- [PROBLEM]:
Whenever a line below mentions the word "Customers", that line should be copied.

══ DATA RECORDS ══

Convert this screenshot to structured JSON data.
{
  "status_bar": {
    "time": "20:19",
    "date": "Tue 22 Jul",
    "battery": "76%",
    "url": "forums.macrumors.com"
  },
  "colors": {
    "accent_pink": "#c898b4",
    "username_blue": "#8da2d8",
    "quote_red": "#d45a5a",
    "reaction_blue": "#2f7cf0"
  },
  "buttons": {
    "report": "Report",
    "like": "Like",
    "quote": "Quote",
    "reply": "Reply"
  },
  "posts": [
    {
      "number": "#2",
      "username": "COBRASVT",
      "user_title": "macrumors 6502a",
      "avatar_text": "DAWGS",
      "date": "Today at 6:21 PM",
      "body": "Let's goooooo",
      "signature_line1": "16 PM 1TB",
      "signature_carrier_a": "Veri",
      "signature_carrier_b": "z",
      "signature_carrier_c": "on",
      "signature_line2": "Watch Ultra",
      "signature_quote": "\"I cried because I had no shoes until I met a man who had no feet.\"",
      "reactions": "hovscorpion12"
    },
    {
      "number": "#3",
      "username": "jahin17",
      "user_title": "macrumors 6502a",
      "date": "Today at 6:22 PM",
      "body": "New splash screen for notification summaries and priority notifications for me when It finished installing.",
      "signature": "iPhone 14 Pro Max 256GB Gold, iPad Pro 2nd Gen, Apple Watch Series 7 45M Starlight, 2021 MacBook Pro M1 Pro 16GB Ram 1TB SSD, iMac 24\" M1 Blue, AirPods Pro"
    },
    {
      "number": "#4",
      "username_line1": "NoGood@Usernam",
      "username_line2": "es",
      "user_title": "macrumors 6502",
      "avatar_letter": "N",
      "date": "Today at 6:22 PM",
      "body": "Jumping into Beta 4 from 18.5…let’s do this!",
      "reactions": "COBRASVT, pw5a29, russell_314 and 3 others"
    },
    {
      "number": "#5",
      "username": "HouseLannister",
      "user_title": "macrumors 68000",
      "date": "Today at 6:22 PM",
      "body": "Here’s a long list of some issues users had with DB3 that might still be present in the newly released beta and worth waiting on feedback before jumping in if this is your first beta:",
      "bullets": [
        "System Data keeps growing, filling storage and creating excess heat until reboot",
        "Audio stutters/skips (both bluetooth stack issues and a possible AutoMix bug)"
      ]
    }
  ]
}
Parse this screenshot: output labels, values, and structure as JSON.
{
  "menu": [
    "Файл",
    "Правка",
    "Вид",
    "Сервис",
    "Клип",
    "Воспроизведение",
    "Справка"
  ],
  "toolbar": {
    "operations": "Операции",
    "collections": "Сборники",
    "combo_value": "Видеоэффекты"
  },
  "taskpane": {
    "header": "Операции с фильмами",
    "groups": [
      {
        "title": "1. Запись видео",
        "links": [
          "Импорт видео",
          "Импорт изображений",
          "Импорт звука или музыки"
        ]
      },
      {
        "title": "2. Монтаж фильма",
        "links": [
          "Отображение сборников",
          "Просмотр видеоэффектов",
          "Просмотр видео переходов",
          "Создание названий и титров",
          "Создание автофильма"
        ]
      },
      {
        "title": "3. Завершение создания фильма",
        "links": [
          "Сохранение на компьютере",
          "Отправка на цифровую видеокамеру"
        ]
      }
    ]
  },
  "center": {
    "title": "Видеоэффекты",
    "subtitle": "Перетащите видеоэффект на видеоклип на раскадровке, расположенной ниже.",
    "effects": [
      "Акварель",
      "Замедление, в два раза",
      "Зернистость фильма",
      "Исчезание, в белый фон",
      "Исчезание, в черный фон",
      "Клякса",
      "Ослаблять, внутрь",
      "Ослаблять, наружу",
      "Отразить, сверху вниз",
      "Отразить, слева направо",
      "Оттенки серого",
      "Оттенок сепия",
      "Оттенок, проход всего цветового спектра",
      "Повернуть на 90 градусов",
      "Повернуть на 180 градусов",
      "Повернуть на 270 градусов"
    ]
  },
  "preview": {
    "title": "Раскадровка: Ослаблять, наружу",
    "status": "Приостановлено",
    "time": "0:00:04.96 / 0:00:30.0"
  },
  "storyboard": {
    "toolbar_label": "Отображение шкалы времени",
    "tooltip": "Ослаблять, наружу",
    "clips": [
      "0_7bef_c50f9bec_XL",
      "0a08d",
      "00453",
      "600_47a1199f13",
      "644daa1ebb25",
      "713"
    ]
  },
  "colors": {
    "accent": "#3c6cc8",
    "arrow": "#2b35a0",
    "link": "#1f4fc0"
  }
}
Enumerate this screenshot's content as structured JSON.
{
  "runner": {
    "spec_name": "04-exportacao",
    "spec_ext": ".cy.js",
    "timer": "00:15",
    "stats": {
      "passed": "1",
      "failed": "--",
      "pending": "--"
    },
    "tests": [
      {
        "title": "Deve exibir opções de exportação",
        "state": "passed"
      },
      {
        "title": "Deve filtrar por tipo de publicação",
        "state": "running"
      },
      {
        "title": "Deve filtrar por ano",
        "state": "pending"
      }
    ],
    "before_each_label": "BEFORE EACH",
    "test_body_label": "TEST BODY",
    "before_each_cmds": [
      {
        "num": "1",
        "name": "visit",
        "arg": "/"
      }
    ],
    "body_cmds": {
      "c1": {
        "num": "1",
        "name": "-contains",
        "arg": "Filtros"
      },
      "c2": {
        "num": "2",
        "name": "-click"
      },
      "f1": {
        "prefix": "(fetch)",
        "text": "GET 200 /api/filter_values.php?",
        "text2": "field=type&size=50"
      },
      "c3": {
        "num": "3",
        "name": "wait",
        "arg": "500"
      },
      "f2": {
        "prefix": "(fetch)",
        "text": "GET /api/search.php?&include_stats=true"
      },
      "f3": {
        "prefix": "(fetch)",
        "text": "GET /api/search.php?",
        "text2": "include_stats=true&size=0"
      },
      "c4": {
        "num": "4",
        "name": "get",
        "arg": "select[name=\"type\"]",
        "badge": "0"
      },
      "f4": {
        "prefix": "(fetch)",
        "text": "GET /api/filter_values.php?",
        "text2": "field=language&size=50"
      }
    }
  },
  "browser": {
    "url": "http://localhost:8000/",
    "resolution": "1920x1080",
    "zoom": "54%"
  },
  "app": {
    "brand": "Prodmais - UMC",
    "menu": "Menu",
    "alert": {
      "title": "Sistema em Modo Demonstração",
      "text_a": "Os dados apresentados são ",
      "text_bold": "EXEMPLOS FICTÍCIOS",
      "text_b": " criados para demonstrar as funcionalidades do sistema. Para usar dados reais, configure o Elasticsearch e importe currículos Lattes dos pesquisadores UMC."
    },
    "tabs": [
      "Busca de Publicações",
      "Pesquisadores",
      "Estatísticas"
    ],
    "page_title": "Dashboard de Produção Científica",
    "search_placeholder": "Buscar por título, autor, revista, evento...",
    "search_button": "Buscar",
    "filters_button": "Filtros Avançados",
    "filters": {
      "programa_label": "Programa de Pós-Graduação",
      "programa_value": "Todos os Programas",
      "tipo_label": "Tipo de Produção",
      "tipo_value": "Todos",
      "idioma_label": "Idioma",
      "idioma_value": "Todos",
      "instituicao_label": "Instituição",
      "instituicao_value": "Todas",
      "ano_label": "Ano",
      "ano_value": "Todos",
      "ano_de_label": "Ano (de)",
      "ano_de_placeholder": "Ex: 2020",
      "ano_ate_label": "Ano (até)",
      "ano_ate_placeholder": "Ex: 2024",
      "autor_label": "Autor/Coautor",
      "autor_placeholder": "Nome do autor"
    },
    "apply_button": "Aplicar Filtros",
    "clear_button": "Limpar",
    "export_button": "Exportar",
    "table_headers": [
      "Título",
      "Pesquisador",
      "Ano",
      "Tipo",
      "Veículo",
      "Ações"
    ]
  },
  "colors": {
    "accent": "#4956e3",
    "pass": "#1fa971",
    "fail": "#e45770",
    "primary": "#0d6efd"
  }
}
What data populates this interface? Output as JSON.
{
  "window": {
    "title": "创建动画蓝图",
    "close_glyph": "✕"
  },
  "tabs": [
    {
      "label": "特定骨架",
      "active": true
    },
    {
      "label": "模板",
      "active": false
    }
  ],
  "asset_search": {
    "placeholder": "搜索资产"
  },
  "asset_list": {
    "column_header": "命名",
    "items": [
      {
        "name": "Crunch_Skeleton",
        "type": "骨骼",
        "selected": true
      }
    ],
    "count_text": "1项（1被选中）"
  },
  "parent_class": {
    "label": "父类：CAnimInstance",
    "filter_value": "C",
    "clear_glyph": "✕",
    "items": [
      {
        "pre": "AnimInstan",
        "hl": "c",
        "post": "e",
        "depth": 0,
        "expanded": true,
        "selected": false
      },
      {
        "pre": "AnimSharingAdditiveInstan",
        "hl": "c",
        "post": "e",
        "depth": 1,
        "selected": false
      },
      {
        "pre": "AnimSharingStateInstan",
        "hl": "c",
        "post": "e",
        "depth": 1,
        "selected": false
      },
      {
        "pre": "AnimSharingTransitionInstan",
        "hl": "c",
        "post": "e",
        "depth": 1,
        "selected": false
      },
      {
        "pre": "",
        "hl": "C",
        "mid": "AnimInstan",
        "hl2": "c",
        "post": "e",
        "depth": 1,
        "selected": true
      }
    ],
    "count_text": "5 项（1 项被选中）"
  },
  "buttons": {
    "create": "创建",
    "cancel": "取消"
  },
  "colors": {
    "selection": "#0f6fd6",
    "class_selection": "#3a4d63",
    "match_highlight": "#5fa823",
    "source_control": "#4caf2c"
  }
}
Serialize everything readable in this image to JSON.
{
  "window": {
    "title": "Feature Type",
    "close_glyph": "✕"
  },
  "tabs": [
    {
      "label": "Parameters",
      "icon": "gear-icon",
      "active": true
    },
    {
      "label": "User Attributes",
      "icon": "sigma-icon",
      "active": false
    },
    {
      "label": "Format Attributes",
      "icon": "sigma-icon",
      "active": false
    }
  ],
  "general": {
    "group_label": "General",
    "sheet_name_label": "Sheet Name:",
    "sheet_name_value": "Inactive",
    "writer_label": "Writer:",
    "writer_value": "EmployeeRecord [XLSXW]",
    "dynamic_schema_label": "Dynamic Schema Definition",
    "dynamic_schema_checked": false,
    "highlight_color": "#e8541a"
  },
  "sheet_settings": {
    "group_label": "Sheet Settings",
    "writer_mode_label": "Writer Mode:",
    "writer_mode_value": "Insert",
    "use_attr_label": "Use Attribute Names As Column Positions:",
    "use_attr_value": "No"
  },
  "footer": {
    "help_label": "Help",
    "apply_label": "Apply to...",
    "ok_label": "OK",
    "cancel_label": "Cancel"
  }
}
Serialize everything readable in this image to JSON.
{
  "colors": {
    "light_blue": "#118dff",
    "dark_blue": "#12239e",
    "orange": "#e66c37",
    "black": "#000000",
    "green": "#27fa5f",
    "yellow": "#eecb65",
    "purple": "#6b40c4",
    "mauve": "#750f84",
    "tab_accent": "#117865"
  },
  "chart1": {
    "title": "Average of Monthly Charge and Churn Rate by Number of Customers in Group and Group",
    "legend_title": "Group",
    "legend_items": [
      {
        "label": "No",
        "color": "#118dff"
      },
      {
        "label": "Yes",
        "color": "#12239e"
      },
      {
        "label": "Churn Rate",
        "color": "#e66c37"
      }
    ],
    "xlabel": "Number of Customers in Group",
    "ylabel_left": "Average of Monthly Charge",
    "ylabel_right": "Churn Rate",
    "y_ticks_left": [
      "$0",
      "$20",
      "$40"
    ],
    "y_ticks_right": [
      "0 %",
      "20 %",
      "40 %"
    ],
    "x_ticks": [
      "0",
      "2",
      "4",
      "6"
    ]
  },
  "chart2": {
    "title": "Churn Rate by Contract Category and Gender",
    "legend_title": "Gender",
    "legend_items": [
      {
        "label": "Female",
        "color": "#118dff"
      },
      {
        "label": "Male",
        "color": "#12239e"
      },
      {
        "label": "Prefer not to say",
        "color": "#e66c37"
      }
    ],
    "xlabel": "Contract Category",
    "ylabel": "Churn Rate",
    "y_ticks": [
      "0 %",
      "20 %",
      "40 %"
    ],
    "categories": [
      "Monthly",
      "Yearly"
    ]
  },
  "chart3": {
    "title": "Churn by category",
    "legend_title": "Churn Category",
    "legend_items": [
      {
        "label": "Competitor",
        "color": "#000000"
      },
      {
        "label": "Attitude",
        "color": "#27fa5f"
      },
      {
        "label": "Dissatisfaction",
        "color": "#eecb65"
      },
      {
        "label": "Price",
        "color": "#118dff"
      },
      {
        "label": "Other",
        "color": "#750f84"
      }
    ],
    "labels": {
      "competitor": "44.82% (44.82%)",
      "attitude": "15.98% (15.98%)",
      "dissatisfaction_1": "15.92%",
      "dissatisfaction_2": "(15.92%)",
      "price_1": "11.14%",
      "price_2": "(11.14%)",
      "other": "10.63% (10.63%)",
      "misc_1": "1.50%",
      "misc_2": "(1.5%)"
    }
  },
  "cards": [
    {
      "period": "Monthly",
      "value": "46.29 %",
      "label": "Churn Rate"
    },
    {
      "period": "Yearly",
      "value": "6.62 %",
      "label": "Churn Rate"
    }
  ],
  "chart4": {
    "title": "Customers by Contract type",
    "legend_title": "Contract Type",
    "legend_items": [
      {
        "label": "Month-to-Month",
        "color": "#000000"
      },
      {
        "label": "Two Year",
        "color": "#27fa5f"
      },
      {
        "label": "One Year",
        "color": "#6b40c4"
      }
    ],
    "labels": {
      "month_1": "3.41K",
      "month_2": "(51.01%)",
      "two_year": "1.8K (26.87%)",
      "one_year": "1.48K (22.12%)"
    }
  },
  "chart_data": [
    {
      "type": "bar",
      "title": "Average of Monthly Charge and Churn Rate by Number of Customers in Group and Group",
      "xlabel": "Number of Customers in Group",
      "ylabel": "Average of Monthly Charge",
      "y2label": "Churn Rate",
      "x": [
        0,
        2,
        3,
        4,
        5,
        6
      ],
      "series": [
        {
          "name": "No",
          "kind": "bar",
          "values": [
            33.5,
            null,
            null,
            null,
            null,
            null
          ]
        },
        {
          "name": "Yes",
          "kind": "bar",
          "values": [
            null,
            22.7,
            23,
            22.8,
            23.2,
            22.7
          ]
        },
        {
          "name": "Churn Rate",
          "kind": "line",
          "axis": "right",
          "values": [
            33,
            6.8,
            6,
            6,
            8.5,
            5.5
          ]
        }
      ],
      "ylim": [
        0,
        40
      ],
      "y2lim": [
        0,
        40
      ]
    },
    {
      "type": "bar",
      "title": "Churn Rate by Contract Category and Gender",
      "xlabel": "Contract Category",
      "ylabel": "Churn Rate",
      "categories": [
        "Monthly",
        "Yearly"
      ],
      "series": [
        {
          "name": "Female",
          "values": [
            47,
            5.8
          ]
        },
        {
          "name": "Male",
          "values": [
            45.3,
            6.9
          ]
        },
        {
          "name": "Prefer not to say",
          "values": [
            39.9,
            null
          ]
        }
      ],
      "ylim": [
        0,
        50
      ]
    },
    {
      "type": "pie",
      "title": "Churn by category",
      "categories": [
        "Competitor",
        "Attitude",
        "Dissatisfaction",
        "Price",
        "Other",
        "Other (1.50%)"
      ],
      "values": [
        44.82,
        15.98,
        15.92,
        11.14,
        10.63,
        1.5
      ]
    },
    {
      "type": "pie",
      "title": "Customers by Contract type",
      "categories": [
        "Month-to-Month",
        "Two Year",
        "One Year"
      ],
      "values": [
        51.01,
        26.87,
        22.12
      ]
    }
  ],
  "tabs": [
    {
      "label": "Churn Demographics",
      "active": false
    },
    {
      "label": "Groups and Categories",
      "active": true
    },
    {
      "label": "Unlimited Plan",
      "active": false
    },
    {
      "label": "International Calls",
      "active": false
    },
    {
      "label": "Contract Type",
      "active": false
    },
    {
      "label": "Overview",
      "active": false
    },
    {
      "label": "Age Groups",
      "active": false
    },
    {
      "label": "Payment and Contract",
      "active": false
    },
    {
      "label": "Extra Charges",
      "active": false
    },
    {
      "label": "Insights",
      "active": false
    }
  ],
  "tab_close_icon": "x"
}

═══

- [RESPONSE TO THIS TASK]:
    "title": "Average of Monthly Charge and Churn Rate by Number of Customers in Group and Group",
    "xlabel": "Number of Customers in Group",
    "title": "Customers by Contract type",
      "title": "Average of Monthly Charge and Churn Rate by Number of Customers in Group and Group",
      "xlabel": "Number of Customers in Group",
      "title": "Customers by Contract type",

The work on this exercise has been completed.